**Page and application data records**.
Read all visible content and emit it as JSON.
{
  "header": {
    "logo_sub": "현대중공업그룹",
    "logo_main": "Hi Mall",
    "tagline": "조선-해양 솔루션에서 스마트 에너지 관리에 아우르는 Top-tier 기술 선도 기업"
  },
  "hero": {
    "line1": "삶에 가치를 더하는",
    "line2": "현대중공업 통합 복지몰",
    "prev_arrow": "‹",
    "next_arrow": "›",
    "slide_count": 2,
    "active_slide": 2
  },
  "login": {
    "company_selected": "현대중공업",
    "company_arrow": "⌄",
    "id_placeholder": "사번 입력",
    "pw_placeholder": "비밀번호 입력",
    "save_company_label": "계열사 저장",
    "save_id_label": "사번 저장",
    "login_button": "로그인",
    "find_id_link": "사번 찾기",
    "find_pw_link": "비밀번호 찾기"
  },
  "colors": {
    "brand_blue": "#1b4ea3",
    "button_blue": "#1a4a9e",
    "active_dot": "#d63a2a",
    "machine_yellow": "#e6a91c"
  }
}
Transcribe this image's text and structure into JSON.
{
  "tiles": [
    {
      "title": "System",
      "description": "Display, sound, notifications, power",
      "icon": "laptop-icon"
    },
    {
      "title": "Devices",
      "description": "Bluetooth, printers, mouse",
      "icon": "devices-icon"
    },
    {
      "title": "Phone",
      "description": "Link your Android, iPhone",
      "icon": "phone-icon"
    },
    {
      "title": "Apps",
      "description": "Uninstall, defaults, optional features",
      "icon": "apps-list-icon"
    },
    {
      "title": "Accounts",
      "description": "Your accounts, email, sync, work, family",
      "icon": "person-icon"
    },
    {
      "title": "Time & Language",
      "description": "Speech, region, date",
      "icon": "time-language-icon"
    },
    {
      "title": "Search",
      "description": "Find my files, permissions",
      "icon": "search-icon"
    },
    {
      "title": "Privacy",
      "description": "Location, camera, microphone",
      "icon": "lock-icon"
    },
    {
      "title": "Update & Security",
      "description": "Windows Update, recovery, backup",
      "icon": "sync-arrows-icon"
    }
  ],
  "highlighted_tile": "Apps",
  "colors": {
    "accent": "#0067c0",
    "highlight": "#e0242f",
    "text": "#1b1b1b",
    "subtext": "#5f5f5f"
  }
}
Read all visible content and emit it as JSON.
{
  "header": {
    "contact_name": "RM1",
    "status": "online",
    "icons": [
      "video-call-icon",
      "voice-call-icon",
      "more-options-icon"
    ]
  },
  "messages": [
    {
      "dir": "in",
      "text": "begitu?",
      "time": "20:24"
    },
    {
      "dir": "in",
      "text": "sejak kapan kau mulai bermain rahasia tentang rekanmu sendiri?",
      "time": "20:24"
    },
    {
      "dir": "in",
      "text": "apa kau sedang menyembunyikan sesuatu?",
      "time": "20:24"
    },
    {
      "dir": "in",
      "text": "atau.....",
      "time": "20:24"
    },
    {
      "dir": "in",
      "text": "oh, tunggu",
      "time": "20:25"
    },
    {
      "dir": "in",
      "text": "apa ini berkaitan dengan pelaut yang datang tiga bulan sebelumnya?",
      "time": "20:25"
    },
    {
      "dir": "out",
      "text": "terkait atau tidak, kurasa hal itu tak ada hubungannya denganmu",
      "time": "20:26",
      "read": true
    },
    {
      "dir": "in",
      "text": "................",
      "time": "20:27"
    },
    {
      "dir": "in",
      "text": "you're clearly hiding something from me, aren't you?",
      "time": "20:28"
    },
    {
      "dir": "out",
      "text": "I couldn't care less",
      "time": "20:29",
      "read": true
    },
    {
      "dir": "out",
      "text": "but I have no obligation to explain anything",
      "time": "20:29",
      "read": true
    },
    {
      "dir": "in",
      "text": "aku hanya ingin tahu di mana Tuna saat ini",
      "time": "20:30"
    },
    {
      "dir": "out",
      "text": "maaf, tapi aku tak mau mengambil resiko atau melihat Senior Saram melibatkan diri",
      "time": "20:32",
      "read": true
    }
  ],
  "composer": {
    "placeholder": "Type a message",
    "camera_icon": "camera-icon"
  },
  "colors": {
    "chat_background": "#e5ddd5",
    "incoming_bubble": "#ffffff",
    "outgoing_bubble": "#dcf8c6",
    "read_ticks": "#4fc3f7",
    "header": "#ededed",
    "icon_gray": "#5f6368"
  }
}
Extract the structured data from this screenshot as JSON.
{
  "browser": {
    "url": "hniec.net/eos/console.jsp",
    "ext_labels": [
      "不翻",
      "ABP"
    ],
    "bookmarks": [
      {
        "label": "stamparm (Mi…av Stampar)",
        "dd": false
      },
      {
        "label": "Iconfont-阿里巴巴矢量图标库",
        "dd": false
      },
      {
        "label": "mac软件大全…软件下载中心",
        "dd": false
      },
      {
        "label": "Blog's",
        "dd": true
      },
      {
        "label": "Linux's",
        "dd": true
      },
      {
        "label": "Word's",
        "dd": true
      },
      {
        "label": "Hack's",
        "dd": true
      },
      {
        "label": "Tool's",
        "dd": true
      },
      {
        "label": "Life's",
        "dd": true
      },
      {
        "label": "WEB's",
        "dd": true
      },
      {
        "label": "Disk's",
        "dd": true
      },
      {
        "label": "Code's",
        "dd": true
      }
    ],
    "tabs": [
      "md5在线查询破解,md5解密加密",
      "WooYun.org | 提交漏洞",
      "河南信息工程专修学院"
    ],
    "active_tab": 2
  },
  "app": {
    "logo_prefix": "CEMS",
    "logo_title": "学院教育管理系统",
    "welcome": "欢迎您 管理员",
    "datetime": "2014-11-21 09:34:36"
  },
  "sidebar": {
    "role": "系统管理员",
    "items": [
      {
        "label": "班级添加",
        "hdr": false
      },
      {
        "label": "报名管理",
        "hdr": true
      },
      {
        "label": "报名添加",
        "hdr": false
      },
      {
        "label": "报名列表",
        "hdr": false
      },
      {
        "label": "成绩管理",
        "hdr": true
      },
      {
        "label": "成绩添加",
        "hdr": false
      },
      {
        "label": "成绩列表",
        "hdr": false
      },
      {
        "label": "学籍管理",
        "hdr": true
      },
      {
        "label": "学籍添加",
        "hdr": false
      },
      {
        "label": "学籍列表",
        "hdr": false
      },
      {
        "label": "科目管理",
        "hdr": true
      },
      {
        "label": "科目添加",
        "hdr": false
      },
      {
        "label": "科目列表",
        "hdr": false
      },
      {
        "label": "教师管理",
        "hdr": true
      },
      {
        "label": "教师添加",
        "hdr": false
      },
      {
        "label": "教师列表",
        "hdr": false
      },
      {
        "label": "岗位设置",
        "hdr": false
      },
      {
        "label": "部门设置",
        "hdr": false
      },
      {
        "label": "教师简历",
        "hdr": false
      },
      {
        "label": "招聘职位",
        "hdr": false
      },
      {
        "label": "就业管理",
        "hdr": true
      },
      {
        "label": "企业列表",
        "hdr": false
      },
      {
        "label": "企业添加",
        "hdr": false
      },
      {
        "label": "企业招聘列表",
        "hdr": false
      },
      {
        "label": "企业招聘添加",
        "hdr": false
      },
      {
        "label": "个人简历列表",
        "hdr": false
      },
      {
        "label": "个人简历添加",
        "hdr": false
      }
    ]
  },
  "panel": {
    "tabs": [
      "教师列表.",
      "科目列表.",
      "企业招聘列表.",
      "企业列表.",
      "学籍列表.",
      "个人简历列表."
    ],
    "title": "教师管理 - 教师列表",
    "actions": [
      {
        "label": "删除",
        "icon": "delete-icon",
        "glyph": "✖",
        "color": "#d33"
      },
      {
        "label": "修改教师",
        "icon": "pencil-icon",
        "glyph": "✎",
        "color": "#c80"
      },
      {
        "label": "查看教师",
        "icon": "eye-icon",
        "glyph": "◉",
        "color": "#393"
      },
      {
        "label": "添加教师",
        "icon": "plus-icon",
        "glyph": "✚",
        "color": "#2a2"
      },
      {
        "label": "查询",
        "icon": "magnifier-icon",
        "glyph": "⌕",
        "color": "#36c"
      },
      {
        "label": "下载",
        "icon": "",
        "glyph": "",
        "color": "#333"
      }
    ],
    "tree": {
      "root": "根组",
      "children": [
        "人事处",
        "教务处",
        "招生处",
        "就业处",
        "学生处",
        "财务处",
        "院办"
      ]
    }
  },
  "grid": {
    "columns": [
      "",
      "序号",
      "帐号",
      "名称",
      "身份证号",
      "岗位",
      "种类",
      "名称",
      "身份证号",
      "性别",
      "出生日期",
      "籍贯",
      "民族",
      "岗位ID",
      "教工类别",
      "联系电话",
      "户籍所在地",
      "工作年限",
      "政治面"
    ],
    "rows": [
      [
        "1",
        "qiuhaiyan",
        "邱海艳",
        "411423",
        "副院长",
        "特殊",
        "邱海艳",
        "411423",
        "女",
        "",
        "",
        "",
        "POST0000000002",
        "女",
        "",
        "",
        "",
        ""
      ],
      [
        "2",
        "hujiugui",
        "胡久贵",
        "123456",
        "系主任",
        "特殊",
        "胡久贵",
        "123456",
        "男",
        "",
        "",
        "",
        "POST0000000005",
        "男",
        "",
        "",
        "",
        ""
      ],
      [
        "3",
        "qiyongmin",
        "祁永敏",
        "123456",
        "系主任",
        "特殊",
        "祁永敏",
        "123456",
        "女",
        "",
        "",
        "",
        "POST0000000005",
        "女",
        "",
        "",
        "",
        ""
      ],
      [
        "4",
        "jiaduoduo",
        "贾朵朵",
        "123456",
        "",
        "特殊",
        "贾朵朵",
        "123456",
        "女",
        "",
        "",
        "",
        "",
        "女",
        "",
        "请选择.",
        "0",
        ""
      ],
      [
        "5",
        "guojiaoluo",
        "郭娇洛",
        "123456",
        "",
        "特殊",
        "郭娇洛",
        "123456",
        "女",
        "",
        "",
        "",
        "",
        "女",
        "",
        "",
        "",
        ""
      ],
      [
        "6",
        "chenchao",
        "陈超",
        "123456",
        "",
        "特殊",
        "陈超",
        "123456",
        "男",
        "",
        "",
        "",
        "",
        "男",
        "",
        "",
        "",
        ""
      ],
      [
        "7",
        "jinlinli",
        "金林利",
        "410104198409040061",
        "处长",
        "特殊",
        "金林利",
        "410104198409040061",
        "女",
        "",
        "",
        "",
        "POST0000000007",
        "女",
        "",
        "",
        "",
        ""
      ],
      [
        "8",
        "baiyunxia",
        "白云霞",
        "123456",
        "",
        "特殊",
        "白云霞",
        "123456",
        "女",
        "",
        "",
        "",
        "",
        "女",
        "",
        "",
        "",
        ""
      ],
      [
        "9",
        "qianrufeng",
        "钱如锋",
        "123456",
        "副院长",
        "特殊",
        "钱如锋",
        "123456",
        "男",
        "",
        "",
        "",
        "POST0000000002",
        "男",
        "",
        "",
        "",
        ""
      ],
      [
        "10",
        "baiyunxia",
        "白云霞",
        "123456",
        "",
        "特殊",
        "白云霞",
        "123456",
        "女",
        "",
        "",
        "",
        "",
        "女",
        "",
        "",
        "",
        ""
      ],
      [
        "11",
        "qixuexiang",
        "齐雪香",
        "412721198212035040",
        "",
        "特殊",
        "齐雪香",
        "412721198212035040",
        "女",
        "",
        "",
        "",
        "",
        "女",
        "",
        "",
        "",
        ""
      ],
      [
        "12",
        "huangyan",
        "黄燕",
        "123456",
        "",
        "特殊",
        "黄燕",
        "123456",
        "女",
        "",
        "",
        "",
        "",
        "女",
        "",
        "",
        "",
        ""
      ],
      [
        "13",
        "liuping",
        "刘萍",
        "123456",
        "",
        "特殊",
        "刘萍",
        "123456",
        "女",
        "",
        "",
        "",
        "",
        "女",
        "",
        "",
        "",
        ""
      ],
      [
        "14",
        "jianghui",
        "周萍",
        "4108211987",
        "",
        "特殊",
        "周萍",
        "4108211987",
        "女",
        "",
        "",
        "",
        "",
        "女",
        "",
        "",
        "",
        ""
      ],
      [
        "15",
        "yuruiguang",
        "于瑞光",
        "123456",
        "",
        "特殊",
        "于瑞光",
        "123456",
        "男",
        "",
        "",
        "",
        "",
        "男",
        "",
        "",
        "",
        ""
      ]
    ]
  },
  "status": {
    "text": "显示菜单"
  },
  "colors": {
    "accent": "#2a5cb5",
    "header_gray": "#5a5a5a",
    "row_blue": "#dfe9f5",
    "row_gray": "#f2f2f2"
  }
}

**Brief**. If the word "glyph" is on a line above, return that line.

**Response**.
        "glyph": "✖",
        "glyph": "✎",
        "glyph": "◉",
        "glyph": "✚",
        "glyph": "⌕",
        "glyph": "",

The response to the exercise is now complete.